Then, when Michael and I took over the property about nine years ago, we shifted it from being this upscale bonefishing lodge on a private island, to a private island with a great fishing program—and then a lot more leisure travelers come through, and more families and couples came, instead of anglers.
Michael: I think there's an evolution for the luxury traveler, who's just wanting to live their life well when they travel, without compromise. You shouldn't have to go somewhere and not have food that you really can enjoy. You shouldn't have to feel that everything's so programmed that you can't relax and enjoy yourself.
3. What is the best thing to do in the destination, off-property?
David: We have the third-longest barrier reef just a mile off shore and it runs parallel to Andros (the island the resort is on), so we have our own in-house dive center. It can do everything from general diving to certification and different qualifications. The coral comes out of the water at low tide, and it goes all the way down to 100 feet before you get to the wall, so there's just loads of diving to be done.
That and the fishing, which is world-class in terms of its type of fish and the size of fish that you can get.

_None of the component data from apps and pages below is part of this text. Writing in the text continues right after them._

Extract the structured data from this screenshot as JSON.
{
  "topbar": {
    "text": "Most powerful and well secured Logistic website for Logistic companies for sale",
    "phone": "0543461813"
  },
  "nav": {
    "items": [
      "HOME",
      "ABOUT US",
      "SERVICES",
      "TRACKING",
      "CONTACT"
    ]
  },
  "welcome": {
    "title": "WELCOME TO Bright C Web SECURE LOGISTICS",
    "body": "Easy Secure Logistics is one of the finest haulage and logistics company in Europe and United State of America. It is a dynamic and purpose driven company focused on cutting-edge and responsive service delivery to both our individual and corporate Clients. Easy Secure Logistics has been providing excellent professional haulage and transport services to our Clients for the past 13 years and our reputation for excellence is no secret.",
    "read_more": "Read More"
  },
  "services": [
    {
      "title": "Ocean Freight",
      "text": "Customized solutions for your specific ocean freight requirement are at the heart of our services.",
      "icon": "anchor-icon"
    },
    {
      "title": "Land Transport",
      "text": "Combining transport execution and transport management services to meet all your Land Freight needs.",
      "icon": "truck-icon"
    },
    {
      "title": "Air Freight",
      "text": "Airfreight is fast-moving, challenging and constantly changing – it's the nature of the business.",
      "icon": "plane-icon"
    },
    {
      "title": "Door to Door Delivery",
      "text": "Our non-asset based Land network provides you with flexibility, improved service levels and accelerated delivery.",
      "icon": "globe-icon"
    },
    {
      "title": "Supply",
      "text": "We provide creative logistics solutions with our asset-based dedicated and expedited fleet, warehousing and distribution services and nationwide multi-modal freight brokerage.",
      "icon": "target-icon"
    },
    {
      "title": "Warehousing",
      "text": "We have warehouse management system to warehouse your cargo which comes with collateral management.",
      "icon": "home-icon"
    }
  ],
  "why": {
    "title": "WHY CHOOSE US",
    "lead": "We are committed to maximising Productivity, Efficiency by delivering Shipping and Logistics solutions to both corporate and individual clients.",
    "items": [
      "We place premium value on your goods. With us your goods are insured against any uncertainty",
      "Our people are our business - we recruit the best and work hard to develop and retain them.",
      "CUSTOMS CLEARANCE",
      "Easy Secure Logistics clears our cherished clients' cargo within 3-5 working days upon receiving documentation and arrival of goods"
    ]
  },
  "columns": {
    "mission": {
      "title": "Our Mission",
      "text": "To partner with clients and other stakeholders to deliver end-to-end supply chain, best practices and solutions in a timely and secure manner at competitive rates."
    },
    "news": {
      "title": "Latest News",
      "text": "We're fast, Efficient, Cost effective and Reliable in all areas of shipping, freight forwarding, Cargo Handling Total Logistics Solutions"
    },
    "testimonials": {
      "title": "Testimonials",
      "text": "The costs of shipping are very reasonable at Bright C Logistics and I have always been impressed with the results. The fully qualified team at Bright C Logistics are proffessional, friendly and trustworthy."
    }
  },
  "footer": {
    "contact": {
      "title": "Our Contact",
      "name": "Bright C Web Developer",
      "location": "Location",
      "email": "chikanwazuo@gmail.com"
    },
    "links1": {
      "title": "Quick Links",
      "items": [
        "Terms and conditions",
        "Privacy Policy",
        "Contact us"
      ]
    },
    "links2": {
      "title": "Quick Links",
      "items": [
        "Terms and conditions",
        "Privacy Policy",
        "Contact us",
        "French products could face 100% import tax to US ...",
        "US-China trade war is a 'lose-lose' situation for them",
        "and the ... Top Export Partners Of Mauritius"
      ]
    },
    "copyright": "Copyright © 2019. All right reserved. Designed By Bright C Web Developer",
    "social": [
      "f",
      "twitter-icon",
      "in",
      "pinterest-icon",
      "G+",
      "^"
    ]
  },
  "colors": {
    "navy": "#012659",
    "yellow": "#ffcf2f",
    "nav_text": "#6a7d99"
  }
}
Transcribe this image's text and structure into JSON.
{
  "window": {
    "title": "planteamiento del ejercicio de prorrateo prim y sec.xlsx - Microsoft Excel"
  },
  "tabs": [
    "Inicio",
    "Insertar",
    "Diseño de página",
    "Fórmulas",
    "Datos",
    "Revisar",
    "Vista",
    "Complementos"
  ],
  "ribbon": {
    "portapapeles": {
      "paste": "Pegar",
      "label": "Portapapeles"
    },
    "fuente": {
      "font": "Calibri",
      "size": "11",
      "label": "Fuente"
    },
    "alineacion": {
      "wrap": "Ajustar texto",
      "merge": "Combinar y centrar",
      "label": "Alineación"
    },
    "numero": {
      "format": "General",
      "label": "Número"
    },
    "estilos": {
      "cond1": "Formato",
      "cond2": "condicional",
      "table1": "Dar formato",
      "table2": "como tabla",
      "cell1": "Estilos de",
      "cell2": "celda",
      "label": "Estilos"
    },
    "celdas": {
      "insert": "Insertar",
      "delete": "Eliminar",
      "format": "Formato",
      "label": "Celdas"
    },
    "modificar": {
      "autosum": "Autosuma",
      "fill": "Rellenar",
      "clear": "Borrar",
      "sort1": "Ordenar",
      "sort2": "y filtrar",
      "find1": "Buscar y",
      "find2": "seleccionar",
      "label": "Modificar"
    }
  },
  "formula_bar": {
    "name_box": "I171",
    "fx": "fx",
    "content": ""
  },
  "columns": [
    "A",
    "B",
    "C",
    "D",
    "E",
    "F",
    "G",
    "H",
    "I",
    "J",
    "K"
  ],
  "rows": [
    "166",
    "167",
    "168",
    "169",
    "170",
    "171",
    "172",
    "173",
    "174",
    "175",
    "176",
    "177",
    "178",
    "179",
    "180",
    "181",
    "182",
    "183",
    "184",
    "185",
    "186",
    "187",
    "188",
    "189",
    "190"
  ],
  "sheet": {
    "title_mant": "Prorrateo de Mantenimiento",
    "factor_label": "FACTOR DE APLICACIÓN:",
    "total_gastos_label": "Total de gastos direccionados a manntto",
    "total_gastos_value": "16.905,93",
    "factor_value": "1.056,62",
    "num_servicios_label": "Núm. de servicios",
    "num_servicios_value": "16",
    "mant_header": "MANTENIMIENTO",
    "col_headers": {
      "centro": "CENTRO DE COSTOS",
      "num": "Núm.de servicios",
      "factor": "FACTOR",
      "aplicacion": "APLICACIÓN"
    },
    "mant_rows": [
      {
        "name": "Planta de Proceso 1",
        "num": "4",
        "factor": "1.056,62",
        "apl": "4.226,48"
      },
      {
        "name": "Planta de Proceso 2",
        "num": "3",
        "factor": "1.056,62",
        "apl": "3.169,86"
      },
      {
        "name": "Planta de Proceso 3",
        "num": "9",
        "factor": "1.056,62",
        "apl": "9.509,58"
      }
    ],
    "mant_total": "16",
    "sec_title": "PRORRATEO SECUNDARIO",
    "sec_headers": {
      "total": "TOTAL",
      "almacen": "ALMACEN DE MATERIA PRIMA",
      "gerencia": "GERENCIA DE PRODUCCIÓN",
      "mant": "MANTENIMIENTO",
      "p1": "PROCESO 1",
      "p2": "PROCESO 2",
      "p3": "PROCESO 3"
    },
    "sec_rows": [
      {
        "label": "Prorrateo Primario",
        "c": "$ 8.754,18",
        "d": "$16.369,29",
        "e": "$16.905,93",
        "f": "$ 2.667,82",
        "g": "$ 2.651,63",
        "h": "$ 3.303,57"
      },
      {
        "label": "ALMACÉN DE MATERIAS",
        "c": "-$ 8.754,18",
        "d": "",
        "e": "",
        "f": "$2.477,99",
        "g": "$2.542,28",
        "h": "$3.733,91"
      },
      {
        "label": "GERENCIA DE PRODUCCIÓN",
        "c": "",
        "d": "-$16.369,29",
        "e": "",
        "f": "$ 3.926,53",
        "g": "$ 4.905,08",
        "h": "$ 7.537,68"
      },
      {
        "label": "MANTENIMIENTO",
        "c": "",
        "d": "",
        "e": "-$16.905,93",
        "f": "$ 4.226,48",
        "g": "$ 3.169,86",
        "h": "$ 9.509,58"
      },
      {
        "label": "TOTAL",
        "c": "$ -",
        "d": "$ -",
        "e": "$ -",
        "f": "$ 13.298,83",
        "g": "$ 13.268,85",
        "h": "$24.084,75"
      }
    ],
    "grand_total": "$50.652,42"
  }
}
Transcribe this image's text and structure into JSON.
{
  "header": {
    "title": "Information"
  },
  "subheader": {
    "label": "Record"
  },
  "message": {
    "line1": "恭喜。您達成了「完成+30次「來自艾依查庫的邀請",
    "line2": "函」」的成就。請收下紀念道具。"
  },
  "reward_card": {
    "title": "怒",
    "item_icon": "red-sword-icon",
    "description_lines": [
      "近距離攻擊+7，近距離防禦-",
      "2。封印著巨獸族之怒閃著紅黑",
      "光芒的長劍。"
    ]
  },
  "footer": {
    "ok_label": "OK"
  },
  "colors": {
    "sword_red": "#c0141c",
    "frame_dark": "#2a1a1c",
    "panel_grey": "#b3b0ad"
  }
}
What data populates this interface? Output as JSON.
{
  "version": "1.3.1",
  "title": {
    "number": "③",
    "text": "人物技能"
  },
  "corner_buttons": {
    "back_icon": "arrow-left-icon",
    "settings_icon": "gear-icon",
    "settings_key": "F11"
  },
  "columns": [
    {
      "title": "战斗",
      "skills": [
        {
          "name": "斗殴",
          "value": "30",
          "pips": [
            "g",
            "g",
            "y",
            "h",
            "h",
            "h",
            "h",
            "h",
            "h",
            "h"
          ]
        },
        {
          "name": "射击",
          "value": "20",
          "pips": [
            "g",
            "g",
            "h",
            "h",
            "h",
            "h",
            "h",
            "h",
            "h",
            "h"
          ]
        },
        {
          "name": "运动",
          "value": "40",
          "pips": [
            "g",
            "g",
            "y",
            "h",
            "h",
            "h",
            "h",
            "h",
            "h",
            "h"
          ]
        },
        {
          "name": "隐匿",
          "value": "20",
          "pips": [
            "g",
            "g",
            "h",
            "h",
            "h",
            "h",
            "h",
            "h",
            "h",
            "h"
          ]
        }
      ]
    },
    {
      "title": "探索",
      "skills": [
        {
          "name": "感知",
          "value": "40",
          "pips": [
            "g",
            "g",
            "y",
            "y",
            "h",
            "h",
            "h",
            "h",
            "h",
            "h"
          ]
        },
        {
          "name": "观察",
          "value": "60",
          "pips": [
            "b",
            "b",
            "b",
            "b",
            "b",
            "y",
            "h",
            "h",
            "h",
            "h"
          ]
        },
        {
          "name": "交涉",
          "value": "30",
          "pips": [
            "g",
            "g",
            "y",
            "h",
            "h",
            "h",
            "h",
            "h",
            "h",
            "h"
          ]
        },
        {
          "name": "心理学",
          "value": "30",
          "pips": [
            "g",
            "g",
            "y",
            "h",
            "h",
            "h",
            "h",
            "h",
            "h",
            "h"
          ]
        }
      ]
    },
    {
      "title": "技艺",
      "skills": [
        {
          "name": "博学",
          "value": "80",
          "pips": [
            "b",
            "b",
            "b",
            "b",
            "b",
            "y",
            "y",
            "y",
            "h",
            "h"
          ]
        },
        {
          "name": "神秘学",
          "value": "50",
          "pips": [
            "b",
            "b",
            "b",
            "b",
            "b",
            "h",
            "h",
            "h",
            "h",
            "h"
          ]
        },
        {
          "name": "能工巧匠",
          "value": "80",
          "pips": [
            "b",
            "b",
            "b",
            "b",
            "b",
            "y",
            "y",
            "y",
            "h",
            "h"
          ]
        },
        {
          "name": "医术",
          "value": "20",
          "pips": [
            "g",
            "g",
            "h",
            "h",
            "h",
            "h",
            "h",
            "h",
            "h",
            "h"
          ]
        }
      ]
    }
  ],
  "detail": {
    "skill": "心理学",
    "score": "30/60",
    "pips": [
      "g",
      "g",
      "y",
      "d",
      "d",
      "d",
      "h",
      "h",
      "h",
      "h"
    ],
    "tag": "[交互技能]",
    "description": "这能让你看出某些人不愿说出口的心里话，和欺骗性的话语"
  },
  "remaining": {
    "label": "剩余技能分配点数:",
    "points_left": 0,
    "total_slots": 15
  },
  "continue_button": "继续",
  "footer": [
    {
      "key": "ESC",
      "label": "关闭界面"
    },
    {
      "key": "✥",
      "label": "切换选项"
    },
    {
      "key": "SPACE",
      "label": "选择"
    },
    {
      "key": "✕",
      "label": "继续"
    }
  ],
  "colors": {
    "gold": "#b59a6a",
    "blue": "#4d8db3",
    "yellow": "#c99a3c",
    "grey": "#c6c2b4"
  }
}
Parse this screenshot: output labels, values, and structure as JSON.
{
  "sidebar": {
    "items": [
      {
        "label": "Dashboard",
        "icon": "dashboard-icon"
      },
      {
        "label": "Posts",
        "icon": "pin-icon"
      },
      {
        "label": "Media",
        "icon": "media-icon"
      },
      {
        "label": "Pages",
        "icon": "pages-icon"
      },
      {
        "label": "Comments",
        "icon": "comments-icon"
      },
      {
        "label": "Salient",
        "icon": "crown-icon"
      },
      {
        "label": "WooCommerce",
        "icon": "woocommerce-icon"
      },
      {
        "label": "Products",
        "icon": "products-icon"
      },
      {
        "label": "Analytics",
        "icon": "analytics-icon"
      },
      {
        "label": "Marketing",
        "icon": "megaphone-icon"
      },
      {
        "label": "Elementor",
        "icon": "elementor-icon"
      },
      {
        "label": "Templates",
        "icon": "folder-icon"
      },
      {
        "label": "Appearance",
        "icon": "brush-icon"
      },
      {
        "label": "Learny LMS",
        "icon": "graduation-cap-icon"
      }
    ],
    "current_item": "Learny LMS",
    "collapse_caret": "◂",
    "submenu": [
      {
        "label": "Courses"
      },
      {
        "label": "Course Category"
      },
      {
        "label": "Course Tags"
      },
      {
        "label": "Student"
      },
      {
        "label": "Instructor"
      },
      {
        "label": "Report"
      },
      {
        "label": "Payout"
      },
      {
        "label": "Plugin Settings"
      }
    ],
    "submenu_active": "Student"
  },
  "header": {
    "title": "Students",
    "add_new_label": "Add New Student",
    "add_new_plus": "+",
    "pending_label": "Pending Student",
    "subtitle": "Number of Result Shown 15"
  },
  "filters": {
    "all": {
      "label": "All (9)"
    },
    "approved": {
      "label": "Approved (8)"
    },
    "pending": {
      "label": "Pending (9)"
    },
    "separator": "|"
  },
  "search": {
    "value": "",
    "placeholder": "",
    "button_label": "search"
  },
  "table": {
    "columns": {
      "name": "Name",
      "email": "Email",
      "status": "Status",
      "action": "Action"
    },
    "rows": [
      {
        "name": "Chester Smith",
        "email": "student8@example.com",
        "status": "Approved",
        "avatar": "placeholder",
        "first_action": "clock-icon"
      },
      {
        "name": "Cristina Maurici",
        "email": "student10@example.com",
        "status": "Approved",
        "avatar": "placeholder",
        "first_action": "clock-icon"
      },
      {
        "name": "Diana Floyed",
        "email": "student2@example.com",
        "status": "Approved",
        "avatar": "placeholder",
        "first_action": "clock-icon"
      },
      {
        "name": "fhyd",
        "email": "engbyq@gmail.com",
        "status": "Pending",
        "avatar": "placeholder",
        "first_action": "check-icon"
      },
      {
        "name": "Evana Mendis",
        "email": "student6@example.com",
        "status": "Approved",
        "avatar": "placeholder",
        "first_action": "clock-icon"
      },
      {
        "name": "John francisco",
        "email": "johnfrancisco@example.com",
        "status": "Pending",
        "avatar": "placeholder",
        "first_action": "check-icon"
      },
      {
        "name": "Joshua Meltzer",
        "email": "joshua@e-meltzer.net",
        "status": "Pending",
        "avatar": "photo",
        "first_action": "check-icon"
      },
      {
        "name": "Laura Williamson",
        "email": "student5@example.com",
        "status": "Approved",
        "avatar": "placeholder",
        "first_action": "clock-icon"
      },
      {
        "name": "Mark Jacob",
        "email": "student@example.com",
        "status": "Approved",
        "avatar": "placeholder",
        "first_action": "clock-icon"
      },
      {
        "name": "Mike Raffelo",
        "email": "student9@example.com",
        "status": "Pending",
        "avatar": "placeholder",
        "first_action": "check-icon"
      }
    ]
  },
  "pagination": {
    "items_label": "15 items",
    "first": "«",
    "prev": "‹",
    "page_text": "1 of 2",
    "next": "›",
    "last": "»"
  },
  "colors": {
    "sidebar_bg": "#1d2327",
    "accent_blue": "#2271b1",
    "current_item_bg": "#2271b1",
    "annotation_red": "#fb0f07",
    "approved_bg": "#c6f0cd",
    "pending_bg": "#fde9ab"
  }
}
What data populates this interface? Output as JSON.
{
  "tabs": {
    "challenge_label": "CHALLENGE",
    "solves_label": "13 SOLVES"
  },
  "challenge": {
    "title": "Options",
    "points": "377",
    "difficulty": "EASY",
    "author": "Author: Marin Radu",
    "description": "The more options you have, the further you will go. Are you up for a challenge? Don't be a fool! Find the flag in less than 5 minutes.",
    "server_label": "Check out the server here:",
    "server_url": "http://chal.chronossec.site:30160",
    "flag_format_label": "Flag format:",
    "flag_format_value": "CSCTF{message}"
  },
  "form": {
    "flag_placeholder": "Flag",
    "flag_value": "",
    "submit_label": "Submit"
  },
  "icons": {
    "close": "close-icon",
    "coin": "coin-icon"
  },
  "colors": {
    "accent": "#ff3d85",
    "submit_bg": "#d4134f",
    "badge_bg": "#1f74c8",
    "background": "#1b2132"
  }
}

Michael: There's unusual physical phenomena in the Bahamas, which are these blue holes. They go hundreds and hundreds of feet down, and many of them, often, are connected to the mainland.
You've got a blue water hole on Andros. It's 20 miles inland, and it's connected to the blue hole that's five miles offshore, underwater. As the tide goes in and out, the saltwater gets sucked into the hole in the mainland and vice-versa, so all the nutrients go back and forth between these two ecosystems.
You'll see schools of every type of fish. You'll see sharks. It's a wonder of the world, and yet it's a 15-minute boat ride from the cay, so to be able to take an new snorkeler and say, "Look, you swim over. It's only this deep from the boat, over this hole. You don't have to be able to dive. All you have to do is put on a goggle and breathe through a snorkel, and you’re given this opportunity to see this wonderland that's right at the doorstep."
4. Outside of the Bahamas, where are each of your favorite places to travel to?
David: Southeast Asia. Both of us, pretty much.
Michael: Yeah. We love southeast Asia.
David: We're going back again this year, for five, six weeks. We’re spending a lot of time in Thailand, and this time we're going and add on Bali, Laos and southern China.
Bangkok's pretty far up there [as far as our favorite cities]. It's a staple when we go away for a long time. I think we could spend two weeks in Bangkok and not get bored. I mean, it's just a great mixture, between the food, the culture, the people, the nightlife, the shopping. It's a fantastic blend.
5. When you guys are traveling, what's something that you always take with you?
Michael: A camera, which is just my phone—an iPhone. Nothing in particular. We've got to the point where we'll just buy extra luggage if we need it.
David: We traveled once with close to 200 kilos worth of luggage, and that was after our wedding. It was five or six weeks—it was just like, "Never again." We’re downsizing.
Michael: You end up with a travel uniform, where it goes into the dry cleaners or the laundry, and it comes back out, you put it on the next day. You end up wearing basically the same stuff all the time.
But I think the biggest travel component for us is, now we connect with friends in different cities, so there's very few cities that are best left to the tourists. Nearly every city that has any real attraction is an insider city. Bangkok, on the surface, is noisy and loud and polluted and not easy to understand. Once you get underneath the surface, it's just an amazing city.
We take relationships with us. Every time we go to a city where we know good people, you're not begging to try and understand what's going on. You're going straight to the restaurant that just opened three days ago, that's already the number-one restaurant. It's those relationships that give you the insight into a city. That's probably the thing we take with us every time.